Naturalistically rendered scarabs and scaraboids, such as this beautiful example, were usually carved from precious and semi-precious stones and were exclusively found in tombs dating from the Late Period onwards, usually placed on top of different parts of the mummy. With the inclusion of the falcon, we can assume that these particular scarab was linked to solar imagery and thus rebirth and regeneration. Whilst their exact purpose is unknown, their numbers would suggest they were used regularly.
The Ancient Egyptians believed that the Scarabaeus Beetle had the ability to spontaneously regenerate itself from cow dung, which these beetles roll around. The scarabs would form the small balls by pushing the dung forward and then bury themselves and lay eggs inside. Consequently, the scarab came to be associated with the spontaneous continuation of the life cycle. In addition, this movement resembled the journey the sun does every day across the sky and therefore the Egyptian God Khepri, who represents the morning sun, became strongly associated with this insect. Scarabs are amongst the most popular and most numerous of all Ancient Egyptian artefacts and were especially employed in the funerary context. This particular scarab features the head of one of the most important deity in the Egyptian pantheon, Horus. The Egyptian god Horus was depicted as a falcon-headed man and the term ‘Horus’ refers usually to either two gods; Horus the Elder or Horus the Younger. Considered the most important of the avian deities, the figure of falcon-headed Horus was represented in a myriad of ways.

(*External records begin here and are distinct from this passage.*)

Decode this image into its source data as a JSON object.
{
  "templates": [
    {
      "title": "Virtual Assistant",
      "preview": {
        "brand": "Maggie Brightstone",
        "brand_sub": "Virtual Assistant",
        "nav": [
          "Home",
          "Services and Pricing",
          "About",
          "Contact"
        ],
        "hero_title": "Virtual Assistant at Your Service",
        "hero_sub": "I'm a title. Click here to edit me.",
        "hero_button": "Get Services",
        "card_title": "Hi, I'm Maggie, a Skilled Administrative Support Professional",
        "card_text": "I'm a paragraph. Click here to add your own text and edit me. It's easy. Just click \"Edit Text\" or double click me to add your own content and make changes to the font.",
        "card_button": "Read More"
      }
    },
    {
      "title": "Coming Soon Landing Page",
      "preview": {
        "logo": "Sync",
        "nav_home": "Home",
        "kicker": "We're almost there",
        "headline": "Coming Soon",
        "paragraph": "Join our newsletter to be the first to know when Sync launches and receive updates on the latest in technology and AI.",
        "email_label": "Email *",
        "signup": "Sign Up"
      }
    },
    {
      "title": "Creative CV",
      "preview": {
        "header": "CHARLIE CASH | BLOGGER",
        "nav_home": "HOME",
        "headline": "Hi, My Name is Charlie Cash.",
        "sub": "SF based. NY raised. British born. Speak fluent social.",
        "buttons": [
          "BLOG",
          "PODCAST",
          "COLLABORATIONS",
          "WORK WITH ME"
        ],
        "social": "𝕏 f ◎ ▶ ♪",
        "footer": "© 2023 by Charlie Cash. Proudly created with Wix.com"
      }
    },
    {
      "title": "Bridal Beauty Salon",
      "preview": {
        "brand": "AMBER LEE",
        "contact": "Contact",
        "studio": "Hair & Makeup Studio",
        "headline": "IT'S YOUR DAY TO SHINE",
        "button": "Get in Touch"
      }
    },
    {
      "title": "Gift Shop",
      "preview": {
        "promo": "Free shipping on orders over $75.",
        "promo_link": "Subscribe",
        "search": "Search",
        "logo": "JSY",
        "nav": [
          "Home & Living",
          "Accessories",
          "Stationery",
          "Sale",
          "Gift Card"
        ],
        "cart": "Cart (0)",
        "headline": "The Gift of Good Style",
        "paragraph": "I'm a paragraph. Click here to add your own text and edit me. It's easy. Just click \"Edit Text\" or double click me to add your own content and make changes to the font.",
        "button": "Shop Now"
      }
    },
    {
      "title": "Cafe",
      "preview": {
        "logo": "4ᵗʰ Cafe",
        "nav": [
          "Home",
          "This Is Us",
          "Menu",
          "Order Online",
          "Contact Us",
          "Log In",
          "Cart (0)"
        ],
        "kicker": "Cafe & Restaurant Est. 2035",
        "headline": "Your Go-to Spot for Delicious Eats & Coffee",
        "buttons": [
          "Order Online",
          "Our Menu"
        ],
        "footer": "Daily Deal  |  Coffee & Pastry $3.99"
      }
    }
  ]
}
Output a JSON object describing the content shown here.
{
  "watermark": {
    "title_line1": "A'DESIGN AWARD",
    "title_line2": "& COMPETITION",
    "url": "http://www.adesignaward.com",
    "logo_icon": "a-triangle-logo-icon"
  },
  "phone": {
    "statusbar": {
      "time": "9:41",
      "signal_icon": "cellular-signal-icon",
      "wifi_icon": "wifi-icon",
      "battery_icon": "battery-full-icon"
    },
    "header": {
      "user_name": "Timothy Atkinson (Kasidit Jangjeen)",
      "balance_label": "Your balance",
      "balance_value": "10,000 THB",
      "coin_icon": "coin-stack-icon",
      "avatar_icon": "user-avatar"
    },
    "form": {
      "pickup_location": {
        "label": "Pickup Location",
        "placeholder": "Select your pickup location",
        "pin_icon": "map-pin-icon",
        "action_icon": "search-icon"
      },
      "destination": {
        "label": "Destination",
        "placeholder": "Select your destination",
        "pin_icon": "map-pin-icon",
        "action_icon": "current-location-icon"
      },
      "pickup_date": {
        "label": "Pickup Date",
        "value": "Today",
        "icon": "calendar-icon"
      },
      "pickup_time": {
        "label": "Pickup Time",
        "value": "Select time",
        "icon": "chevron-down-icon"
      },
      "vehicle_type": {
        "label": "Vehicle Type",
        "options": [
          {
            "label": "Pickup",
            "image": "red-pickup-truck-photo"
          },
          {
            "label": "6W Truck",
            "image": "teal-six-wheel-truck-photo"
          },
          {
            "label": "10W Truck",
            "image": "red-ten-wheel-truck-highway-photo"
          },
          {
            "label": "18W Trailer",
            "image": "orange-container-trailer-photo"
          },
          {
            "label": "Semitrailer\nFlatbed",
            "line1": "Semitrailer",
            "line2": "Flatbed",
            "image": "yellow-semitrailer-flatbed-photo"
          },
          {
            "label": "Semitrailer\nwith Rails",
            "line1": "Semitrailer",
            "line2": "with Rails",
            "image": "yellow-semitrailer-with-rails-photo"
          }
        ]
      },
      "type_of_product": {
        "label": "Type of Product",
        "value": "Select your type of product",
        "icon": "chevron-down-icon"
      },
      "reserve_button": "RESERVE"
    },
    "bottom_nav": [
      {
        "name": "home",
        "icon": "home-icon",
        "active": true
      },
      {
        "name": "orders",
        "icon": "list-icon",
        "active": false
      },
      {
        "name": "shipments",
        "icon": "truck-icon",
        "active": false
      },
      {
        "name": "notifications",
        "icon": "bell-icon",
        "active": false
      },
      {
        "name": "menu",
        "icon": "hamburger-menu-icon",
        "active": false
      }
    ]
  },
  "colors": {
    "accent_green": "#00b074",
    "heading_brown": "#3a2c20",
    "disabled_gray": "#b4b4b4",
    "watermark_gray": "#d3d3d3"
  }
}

As Horus the Younger, son of the gods Osiris and Isis, he was regarded as the protector of the ruler of Egypt. Thus, all pharaohs were considered the living embodiment of Horus. He was primarily a sky god, associated with the sun and with the moon. His frequently used symbols were the eye of Horus and the falcon.
To discover more about amulets in the Ancient Egyptian world, please visit our relevant post: Amulets in Ancient Egypt.